One of the shifts I think we’ll see in the provision of public services – particularly in social care and health – is the significant introduction of “Peer Support Workers”. I.e. people who have been through or are still in the social care / health systems formally and informally working with those currently going through the system.
There are lots of good reasons for this, including:
- It generally leads to better outcomes for the people being supported
- It generally leads to better outcomes for the people doing the supporting
- It’s an approach that works well in partnership with professionals
- It utilises the under-tapped capabilities of people who use services
- Evidence suggests it can be a more cost effective way of delivering services.
As with much innovation, mental health services are leading the way. Thus, this research work by St George’s, University of London is very much worth keeping an eye on.
The Peer Worker Research Project is set up to explore how Peer Worker roles are being introduced into mental health services nationally, in both NHS Mental Health Trusts and in the voluntary sector. We aim to assess what is already known from the existing evidence about introducing Peer Worker roles to see to what extent it applies in a range of mental health services in England.
We also aim to develop guidance and online resources about what supports Peer Workers to carry out their role effectively. We will do 12 case studies across England of initiatives that involve Peer Workers.
You can follow their progress and the case studies on the dedicated Peer Support Worker website.
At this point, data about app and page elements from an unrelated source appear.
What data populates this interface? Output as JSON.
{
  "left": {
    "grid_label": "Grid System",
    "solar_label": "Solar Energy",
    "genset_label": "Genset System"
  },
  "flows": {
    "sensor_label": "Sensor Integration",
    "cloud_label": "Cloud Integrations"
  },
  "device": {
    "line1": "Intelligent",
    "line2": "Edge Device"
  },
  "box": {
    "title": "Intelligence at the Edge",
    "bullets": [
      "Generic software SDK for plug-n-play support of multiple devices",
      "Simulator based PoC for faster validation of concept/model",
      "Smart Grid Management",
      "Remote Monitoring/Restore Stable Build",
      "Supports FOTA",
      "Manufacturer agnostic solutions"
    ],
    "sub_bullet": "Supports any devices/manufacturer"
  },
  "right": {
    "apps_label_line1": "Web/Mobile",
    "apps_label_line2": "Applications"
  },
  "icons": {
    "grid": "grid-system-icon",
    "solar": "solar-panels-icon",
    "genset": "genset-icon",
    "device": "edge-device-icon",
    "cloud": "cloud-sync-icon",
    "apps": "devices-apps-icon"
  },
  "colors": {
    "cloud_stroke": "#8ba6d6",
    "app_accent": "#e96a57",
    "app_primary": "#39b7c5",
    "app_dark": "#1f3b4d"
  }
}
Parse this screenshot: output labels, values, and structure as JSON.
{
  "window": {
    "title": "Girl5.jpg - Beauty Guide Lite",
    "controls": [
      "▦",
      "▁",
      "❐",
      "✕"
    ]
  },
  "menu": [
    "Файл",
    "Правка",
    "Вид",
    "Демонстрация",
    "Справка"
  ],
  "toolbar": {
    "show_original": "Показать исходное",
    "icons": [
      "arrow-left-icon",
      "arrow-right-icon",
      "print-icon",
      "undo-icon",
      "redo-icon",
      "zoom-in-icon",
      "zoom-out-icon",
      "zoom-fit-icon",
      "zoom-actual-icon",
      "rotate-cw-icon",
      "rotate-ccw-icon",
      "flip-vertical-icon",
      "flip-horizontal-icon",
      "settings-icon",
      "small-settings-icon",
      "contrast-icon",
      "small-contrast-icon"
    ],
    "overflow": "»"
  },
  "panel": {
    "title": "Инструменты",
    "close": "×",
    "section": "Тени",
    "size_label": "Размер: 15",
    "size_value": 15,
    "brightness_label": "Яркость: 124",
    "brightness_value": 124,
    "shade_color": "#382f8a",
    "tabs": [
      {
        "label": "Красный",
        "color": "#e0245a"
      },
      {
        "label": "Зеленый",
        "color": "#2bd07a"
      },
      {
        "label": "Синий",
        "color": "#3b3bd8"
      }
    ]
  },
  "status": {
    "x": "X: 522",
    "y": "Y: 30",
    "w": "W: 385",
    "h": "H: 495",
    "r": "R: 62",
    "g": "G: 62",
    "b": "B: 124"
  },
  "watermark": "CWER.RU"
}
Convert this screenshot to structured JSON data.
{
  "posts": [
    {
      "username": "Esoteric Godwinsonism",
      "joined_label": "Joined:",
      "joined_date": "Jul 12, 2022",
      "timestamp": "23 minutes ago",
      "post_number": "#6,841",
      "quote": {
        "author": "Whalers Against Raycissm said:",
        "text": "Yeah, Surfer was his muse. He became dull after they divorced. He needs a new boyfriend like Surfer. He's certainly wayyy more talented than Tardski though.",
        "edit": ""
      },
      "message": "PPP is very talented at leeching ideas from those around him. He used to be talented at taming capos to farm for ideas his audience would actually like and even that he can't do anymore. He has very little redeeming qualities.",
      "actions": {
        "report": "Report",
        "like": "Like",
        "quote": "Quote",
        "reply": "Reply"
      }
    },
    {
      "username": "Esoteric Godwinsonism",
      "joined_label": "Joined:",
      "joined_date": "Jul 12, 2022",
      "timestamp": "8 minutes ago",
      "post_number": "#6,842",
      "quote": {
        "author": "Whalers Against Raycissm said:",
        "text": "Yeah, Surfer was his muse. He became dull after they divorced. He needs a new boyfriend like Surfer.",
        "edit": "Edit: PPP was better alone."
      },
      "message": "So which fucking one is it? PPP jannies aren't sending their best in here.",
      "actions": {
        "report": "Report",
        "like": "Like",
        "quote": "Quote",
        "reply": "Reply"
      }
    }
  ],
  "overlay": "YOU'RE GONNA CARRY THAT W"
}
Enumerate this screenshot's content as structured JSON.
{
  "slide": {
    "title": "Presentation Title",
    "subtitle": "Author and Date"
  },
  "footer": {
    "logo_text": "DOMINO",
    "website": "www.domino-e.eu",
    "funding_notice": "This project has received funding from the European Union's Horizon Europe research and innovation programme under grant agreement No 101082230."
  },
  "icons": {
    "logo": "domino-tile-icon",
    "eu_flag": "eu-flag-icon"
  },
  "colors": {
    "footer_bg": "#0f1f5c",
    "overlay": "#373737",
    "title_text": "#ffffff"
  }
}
There is also a very interesting event on 28 April about this work and practice developed so far, details of which are here.